Ms Mwende Mwinzi, who has all but passed the parliamentary vetting for the position of Kenya's High Commissioner to Seoul, South Korea, now faces a tough choice.
She can either renounce her US citizenship and take up the job or forget about the prestigious appointment.
Section 31 (1) of the Leadership and Integrity Act provides that a State officer who acquires dual citizenship shall lose the position.
Subsection two says that a person who holds dual citizenship shall, upon election or appointment to a State office, not take office before officially renouncing their other citizenship in accordance with the provisions of the Kenya Citizenship and Immigration Act.
On Monday, the National Assembly Defence and Foreign Relations Committee, which vetted seven nominees last week, presented its report to the House recommending the appointment of the nominees but with a disclaimer on Ms Mwinzi’s approval.
“The committee recommends that Ms Mwinzi be appointed subject to renouncing her US citizenship,” said the committee chairman, Mr Katoo Ole Metito (Kajiado South MP).
The House is expected to vote on the report on Wednesday, either approving or rejecting it. If approved, the names will be taken to the President for formal appointment.
During the vetting last week, Mr Metito said that the matter of Ms Mwinzi would set a precedent after she admitted that she was also a US citizen.
Ms Mwinzi told the team she had no powers to choose where to be born.
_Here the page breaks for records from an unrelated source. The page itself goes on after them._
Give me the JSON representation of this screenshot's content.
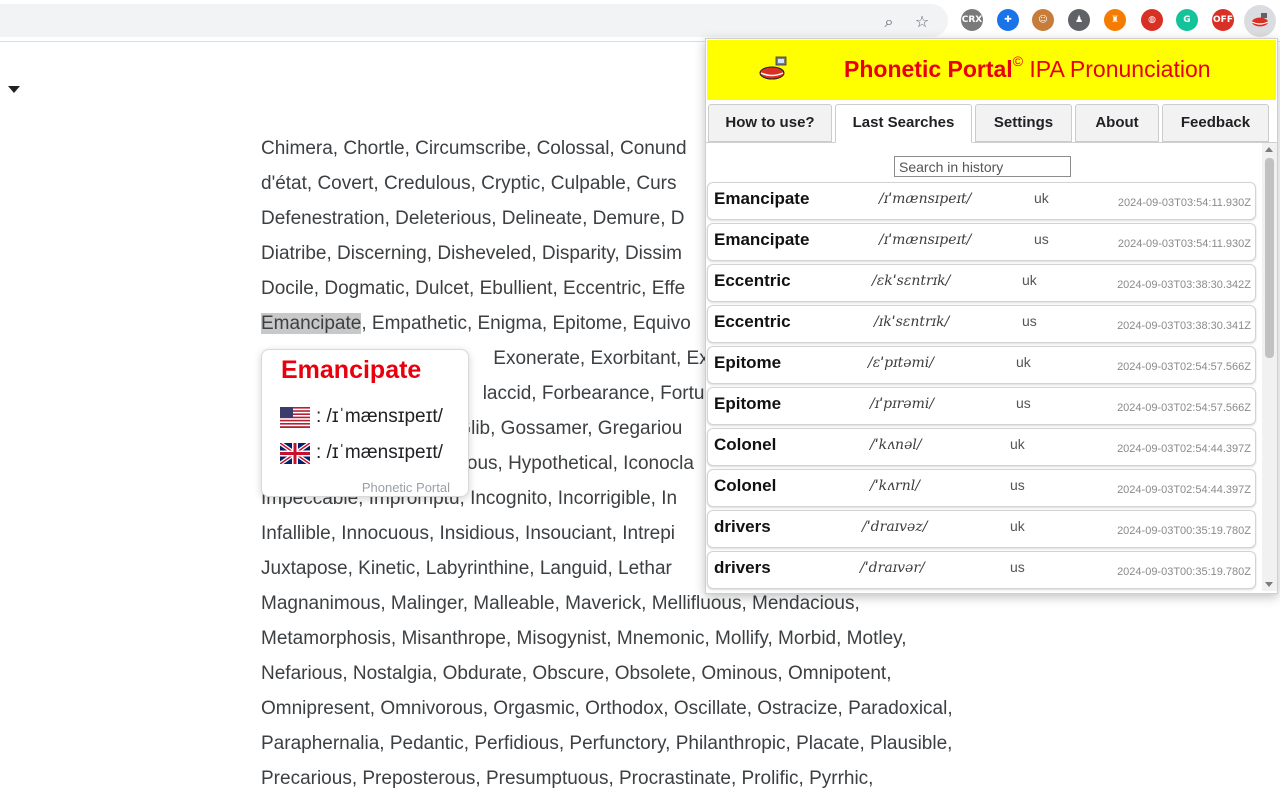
{
  "browser": {
    "zoom_icon": "magnifier-zoom-icon",
    "bookmark_icon": "star-icon",
    "extensions": [
      {
        "name": "crx-extension-icon",
        "label": "CRX",
        "color": "#7a7a7a"
      },
      {
        "name": "blue-circle-extension-icon",
        "label": "✚",
        "color": "#1a73e8"
      },
      {
        "name": "person-extension-icon",
        "label": "☺",
        "color": "#c67c3b"
      },
      {
        "name": "robot-extension-icon",
        "label": "♟",
        "color": "#5f6368"
      },
      {
        "name": "orange-extension-icon",
        "label": "♜",
        "color": "#f57c00"
      },
      {
        "name": "globe-extension-icon",
        "label": "◍",
        "color": "#d93025"
      },
      {
        "name": "grammarly-extension-icon",
        "label": "G",
        "color": "#15c39a"
      },
      {
        "name": "off-badge-extension-icon",
        "label": "OFF",
        "color": "#d93025"
      }
    ]
  },
  "page": {
    "lines": [
      {
        "text": "Chimera, Chortle, Circumscribe, Colossal, Conund"
      },
      {
        "text": "d'état, Covert, Credulous, Cryptic, Culpable, Curs"
      },
      {
        "text": "Defenestration, Deleterious, Delineate, Demure, D"
      },
      {
        "text": "Diatribe, Discerning, Disheveled, Disparity, Dissim"
      },
      {
        "text": "Docile, Dogmatic, Dulcet, Ebullient, Eccentric, Effe"
      },
      {
        "highlight": "Emancipate",
        "text": ", Empathetic, Enigma, Epitome, Equivo"
      },
      {
        "text": "                                            Exonerate, Exorbitant, Ex"
      },
      {
        "text": "                                          laccid, Forbearance, Fortu"
      },
      {
        "text": "                                     Glib, Gossamer, Gregariou"
      },
      {
        "text": "                                       ous, Hypothetical, Iconocla"
      },
      {
        "text": "Impeccable, Impromptu, Incognito, Incorrigible, In"
      },
      {
        "text": "Infallible, Innocuous, Insidious, Insouciant, Intrepi"
      },
      {
        "text": "Juxtapose, Kinetic, Labyrinthine, Languid, Lethar"
      },
      {
        "text": "Magnanimous, Malinger, Malleable, Maverick, Mellifluous, Mendacious,"
      },
      {
        "text": "Metamorphosis, Misanthrope, Misogynist, Mnemonic, Mollify, Morbid, Motley,"
      },
      {
        "text": "Nefarious, Nostalgia, Obdurate, Obscure, Obsolete, Ominous, Omnipotent,"
      },
      {
        "text": "Omnipresent, Omnivorous, Orgasmic, Orthodox, Oscillate, Ostracize, Paradoxical,"
      },
      {
        "text": "Paraphernalia, Pedantic, Perfidious, Perfunctory, Philanthropic, Placate, Plausible,"
      },
      {
        "text": "Precarious, Preposterous, Presumptuous, Procrastinate, Prolific, Pyrrhic,"
      }
    ]
  },
  "tooltip": {
    "word": "Emancipate",
    "us_ipa": ": /ɪˈmænsɪpeɪt/",
    "uk_ipa": ": /ɪˈmænsɪpeɪt/",
    "brand": "Phonetic Portal"
  },
  "popup": {
    "title_bold": "Phonetic Portal",
    "title_sup": "©",
    "title_rest": " IPA Pronunciation",
    "tabs": [
      {
        "label": "How to use?"
      },
      {
        "label": "Last Searches"
      },
      {
        "label": "Settings"
      },
      {
        "label": "About"
      },
      {
        "label": "Feedback"
      }
    ],
    "active_tab": "Last Searches",
    "search_placeholder": "Search in history",
    "history": [
      {
        "word": "Emancipate",
        "ipa": "/ɪˈmænsɪpeɪt/",
        "dialect": "uk",
        "time": "2024-09-03T03:54:11.930Z"
      },
      {
        "word": "Emancipate",
        "ipa": "/ɪˈmænsɪpeɪt/",
        "dialect": "us",
        "time": "2024-09-03T03:54:11.930Z"
      },
      {
        "word": "Eccentric",
        "ipa": "/ɛkˈsɛntrɪk/",
        "dialect": "uk",
        "time": "2024-09-03T03:38:30.342Z"
      },
      {
        "word": "Eccentric",
        "ipa": "/ɪkˈsɛntrɪk/",
        "dialect": "us",
        "time": "2024-09-03T03:38:30.341Z"
      },
      {
        "word": "Epitome",
        "ipa": "/ɛˈpɪtəmi/",
        "dialect": "uk",
        "time": "2024-09-03T02:54:57.566Z"
      },
      {
        "word": "Epitome",
        "ipa": "/ɪˈpɪrəmi/",
        "dialect": "us",
        "time": "2024-09-03T02:54:57.566Z"
      },
      {
        "word": "Colonel",
        "ipa": "/ˈkʌnəl/",
        "dialect": "uk",
        "time": "2024-09-03T02:54:44.397Z"
      },
      {
        "word": "Colonel",
        "ipa": "/ˈkʌrnl/",
        "dialect": "us",
        "time": "2024-09-03T02:54:44.397Z"
      },
      {
        "word": "drivers",
        "ipa": "/ˈdraɪvəz/",
        "dialect": "uk",
        "time": "2024-09-03T00:35:19.780Z"
      },
      {
        "word": "drivers",
        "ipa": "/ˈdraɪvər/",
        "dialect": "us",
        "time": "2024-09-03T00:35:19.780Z"
      }
    ]
  },
  "colors": {
    "brand_red": "#e8000d",
    "header_yellow": "#ffff00"
  }
}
“I was born in the US but I belong to Kenya. You can choose where to belong but you cannot choose where to be born,” Ms Mwinzi said.
Also recommended for appointment is Mr Michael Mubea (Dublin- Ireland).
The others are Mr Kariuki Mugwe (Abu Dhabi), Mr Peter Angore (Algiers, Algeria), Ms Flora Karugu (Lusaka, Zambia), Ms Diana Kiambuthi (Stockholm, Sweden) and Ms Njambi Kinyungu (Un-Habitat).